Only the total should be returned: the number of lines in the data that hold the string "title".

EXTRACTED MATERIAL Block Start

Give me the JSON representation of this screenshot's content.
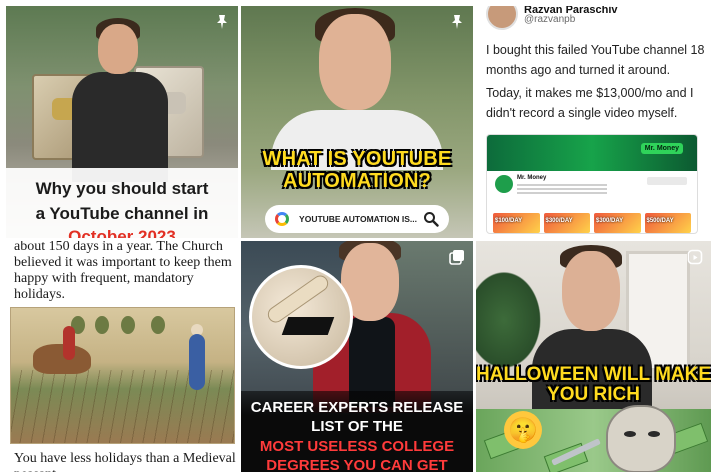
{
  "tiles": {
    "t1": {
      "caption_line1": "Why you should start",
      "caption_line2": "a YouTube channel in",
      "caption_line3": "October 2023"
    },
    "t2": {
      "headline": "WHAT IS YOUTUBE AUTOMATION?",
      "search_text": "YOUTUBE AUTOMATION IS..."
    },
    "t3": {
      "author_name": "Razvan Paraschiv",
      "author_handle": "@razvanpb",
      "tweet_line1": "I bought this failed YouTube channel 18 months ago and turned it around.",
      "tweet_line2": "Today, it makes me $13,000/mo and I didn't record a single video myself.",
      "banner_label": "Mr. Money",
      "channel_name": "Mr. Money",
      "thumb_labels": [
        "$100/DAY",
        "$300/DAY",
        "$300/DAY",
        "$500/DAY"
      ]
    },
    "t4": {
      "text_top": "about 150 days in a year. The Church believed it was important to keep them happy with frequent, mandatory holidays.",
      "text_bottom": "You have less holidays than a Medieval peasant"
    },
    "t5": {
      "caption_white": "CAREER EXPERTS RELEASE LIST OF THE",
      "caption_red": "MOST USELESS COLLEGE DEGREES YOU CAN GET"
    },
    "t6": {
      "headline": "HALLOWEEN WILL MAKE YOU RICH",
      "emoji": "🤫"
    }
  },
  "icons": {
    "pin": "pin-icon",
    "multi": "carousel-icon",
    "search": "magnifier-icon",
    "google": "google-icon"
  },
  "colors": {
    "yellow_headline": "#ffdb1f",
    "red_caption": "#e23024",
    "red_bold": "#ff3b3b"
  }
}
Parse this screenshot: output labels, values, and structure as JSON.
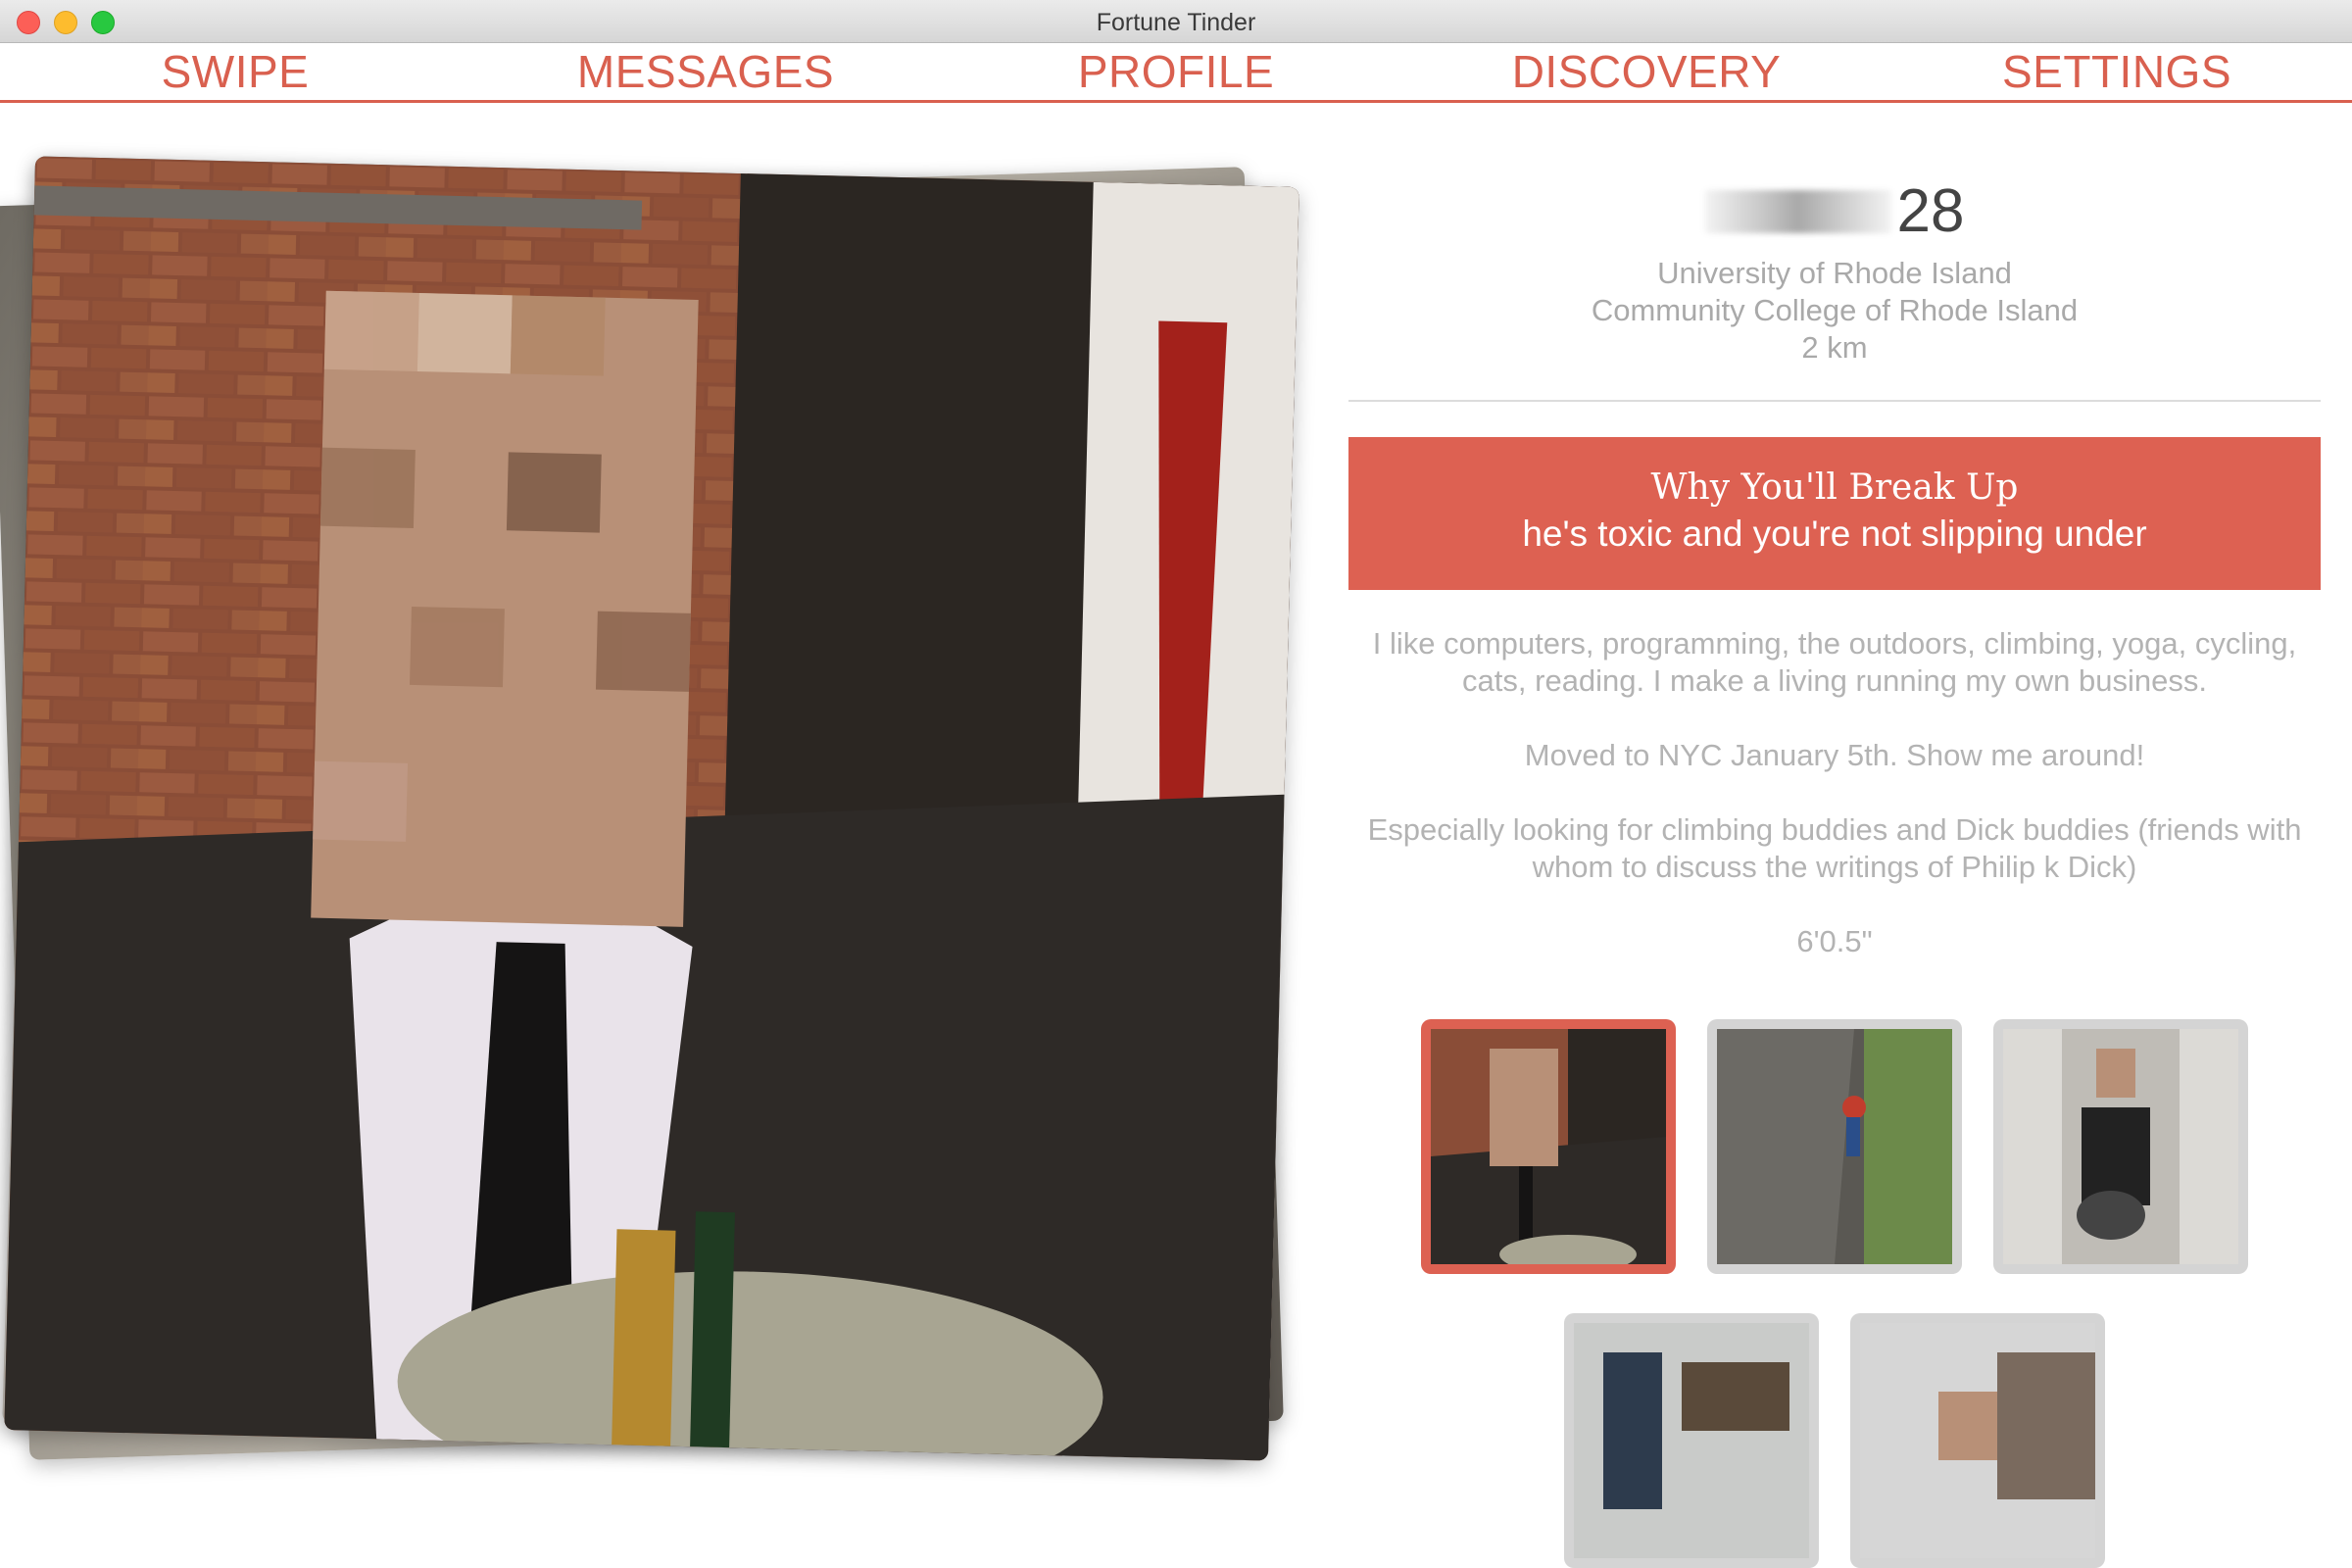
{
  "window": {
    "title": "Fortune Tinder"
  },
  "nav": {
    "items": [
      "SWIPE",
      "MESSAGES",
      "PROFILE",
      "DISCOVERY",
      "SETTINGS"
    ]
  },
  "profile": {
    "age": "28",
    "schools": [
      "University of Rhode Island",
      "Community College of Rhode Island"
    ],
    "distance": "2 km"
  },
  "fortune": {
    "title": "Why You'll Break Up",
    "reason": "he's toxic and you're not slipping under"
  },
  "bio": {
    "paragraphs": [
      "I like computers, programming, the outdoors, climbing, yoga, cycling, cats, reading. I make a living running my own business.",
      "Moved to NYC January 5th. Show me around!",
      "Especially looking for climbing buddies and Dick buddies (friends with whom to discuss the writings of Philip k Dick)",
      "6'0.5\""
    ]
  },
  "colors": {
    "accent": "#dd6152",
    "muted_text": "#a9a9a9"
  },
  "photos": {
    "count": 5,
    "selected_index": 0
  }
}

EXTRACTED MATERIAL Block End
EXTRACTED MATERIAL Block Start

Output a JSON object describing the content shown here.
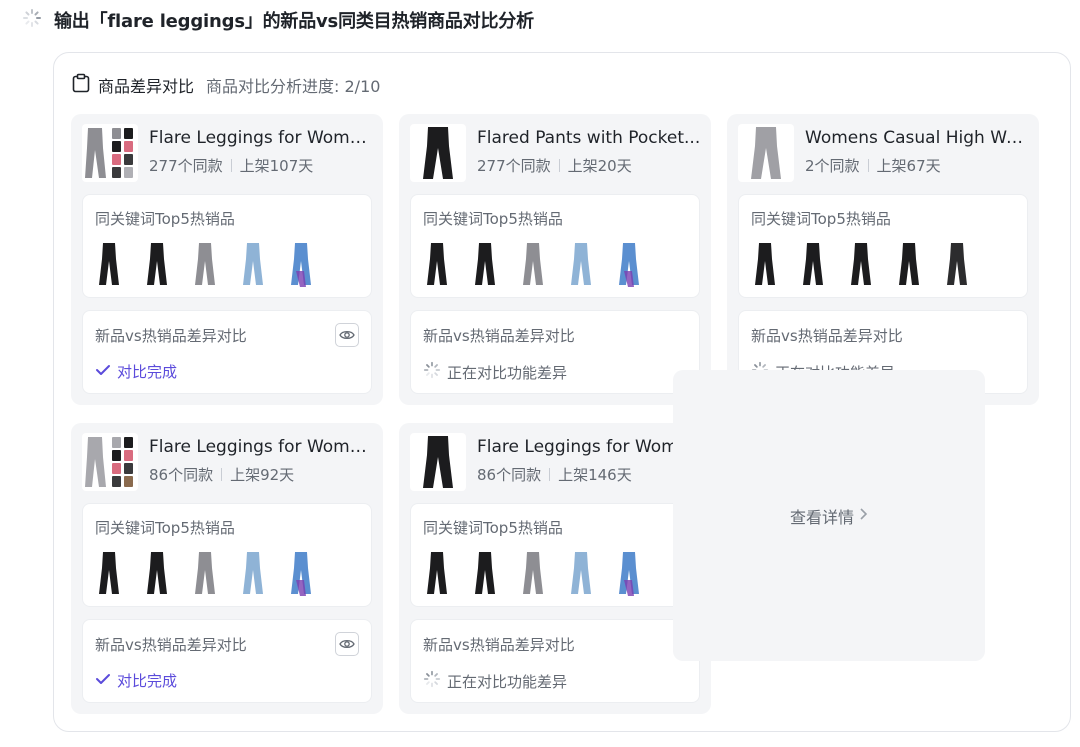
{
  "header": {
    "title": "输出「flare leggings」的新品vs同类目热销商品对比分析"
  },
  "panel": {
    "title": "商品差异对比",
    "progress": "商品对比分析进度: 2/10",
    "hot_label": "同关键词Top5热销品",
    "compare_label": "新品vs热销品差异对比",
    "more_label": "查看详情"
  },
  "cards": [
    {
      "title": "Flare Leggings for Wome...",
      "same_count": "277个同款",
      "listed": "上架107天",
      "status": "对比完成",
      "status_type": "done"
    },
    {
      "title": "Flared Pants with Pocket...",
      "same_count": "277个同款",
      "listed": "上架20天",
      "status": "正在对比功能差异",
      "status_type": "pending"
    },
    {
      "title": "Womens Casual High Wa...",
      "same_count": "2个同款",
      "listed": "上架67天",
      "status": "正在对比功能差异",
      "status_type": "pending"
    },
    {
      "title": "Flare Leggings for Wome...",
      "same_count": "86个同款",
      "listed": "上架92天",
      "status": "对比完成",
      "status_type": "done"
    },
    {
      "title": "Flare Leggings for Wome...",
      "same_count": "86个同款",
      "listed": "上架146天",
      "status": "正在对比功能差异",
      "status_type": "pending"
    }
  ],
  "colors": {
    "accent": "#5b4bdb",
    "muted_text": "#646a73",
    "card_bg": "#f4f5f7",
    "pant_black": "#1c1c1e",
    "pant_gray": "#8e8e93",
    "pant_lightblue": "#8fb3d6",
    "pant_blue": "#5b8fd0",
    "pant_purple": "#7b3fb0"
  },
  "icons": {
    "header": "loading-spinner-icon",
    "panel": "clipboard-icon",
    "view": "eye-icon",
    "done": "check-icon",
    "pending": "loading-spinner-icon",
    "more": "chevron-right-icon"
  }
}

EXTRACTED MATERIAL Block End

### RESULT BELOW
9